◆ ACTIVITY
Check each line of the material that follows, and copy those holding the string "Output".

◆ INFORMATION GIVEN

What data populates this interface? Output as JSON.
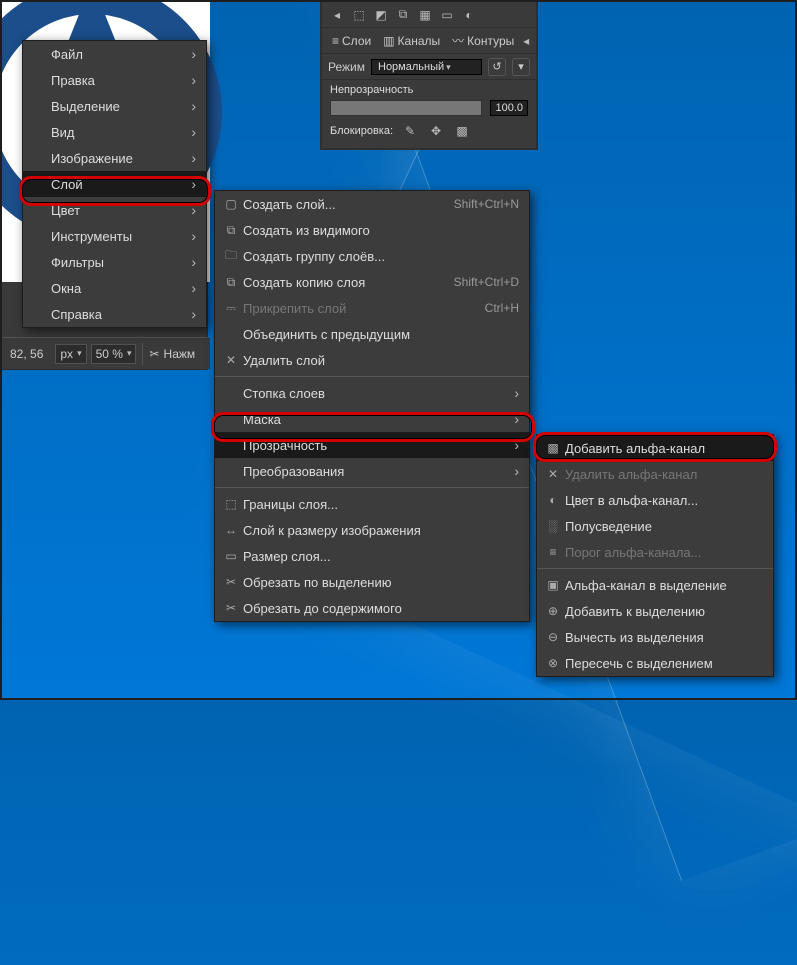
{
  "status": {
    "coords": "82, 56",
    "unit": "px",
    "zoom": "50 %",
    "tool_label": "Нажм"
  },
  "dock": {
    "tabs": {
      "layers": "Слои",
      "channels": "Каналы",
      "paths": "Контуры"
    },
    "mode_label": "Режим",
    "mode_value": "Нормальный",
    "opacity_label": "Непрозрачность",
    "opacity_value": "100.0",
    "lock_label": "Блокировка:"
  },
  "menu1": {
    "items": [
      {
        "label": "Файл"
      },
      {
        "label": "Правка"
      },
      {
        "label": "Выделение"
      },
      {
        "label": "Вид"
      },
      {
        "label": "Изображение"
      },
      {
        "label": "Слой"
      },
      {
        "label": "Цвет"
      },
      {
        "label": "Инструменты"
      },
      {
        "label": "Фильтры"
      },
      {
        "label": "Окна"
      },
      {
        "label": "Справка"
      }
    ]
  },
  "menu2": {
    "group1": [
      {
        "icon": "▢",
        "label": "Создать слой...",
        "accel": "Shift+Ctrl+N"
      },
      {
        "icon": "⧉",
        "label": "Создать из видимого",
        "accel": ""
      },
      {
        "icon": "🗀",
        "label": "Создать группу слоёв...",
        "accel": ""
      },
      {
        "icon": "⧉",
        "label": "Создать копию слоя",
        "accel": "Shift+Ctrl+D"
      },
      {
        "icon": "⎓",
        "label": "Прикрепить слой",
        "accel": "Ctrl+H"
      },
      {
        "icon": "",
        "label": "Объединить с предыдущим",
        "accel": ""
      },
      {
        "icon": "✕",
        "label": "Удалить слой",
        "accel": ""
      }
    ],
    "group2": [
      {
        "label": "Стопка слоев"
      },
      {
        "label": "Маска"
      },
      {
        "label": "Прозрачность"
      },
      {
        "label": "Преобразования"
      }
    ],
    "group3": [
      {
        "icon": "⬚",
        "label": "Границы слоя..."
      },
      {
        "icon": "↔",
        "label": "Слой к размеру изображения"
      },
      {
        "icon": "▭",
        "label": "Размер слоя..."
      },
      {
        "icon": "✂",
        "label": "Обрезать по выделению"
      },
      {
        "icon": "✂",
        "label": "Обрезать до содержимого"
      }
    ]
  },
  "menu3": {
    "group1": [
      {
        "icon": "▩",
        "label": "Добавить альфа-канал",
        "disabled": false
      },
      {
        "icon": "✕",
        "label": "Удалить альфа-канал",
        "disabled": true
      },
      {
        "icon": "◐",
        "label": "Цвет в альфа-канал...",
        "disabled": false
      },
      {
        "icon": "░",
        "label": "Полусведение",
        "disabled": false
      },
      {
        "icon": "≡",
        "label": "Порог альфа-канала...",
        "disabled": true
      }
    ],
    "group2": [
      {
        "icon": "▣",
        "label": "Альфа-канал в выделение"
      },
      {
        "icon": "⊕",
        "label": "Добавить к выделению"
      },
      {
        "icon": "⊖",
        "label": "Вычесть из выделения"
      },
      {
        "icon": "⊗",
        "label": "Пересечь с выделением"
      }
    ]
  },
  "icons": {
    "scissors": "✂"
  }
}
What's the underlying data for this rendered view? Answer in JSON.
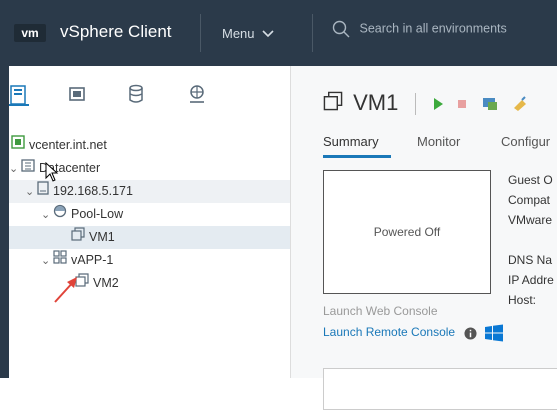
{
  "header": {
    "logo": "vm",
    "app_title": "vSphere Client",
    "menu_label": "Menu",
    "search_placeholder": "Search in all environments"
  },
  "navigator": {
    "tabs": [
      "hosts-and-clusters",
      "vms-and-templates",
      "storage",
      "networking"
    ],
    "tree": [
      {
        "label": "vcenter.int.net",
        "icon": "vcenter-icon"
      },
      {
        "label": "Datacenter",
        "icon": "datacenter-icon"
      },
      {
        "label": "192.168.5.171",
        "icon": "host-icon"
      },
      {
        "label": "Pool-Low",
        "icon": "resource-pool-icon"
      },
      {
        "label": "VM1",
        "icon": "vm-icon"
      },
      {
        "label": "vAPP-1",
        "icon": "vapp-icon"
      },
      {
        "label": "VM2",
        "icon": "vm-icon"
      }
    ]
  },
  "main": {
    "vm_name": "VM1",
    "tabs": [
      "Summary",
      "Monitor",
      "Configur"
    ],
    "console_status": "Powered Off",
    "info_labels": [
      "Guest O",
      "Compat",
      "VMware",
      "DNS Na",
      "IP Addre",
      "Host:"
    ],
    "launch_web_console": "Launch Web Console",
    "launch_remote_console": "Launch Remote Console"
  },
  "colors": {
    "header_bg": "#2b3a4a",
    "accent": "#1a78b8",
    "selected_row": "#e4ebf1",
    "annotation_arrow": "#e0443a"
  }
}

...

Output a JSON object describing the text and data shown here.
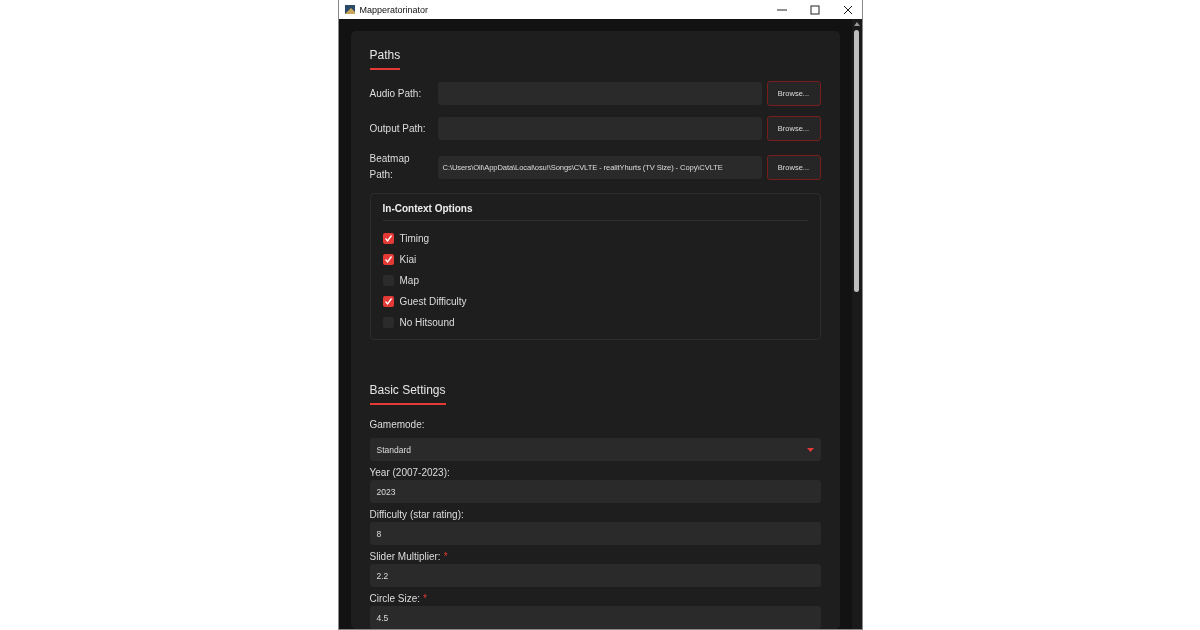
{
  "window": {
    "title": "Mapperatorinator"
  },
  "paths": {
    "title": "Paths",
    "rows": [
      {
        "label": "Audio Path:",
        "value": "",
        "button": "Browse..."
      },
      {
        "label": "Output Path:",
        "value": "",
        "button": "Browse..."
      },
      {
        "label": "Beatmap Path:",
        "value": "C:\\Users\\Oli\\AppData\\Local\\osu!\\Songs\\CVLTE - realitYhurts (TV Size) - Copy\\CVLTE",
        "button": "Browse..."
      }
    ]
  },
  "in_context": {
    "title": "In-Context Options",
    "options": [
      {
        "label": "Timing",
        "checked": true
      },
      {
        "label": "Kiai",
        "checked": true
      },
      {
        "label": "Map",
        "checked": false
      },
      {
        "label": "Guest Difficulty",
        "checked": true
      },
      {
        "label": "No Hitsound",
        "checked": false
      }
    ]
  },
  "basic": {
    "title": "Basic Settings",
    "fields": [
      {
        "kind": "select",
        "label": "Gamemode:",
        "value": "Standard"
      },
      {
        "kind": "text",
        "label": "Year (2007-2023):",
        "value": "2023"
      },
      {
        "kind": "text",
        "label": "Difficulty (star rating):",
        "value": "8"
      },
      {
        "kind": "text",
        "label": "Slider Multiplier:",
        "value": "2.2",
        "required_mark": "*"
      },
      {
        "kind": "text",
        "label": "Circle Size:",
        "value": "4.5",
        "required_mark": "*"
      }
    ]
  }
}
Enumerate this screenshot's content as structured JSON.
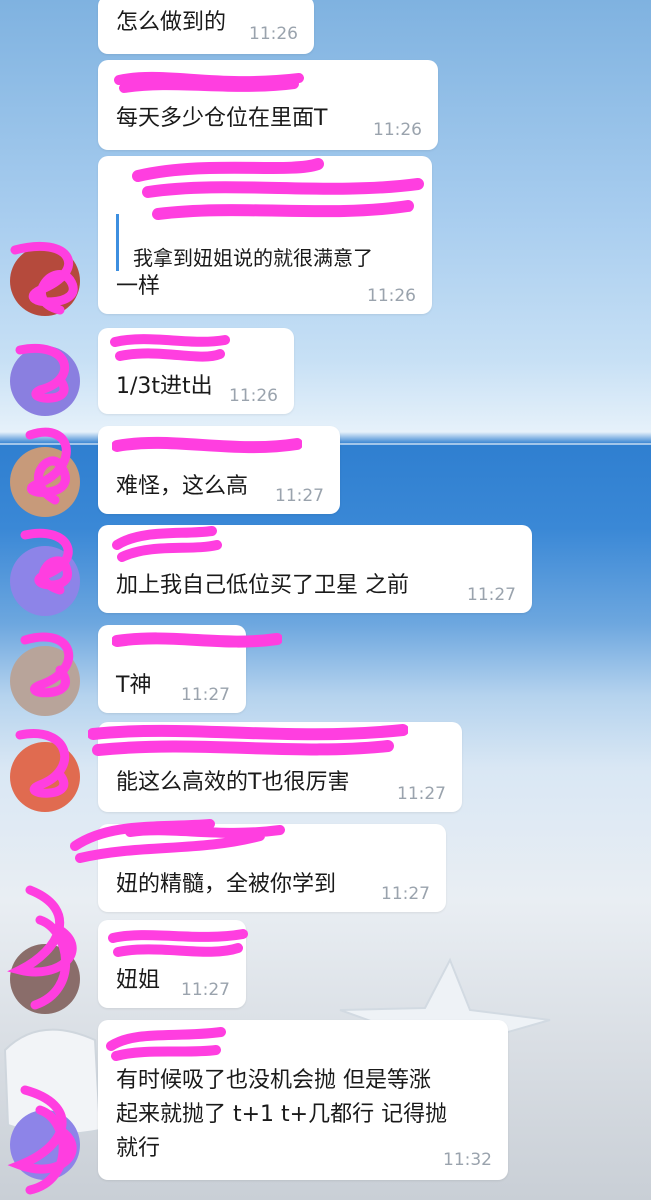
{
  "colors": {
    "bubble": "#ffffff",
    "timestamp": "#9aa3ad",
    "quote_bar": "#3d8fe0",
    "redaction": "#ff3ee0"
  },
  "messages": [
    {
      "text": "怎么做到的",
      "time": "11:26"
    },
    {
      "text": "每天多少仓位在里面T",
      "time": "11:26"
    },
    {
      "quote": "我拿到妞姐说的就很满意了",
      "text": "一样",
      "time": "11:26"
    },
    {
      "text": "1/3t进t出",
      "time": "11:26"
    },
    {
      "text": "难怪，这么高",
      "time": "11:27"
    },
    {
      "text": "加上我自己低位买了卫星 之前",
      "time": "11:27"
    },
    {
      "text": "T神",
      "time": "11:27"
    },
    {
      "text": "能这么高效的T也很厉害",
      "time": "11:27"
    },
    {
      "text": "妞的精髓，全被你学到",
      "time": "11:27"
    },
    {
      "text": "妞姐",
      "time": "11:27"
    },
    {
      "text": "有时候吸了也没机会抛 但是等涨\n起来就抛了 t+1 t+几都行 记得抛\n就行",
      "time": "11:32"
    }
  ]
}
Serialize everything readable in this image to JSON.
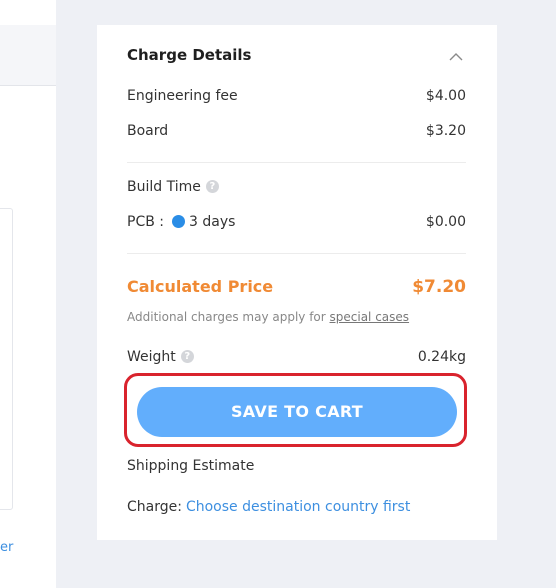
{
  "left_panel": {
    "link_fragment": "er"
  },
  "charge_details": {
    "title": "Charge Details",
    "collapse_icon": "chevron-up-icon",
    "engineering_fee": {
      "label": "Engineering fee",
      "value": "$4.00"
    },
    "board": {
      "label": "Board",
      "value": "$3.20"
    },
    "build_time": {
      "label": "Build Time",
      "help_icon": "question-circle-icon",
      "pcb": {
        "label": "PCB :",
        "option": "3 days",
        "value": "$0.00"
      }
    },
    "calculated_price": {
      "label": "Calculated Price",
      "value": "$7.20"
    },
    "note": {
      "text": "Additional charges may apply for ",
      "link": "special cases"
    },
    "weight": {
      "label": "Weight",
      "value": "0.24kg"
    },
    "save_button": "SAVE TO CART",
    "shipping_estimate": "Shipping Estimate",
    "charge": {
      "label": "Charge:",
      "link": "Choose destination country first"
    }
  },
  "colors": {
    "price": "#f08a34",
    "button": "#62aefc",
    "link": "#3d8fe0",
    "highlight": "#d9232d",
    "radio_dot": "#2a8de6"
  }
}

◆ SOLVED EXERCISE
What data populates this interface? Output as JSON.
Output a JSON object describing the text and data shown here.
        "label": "Output Path:",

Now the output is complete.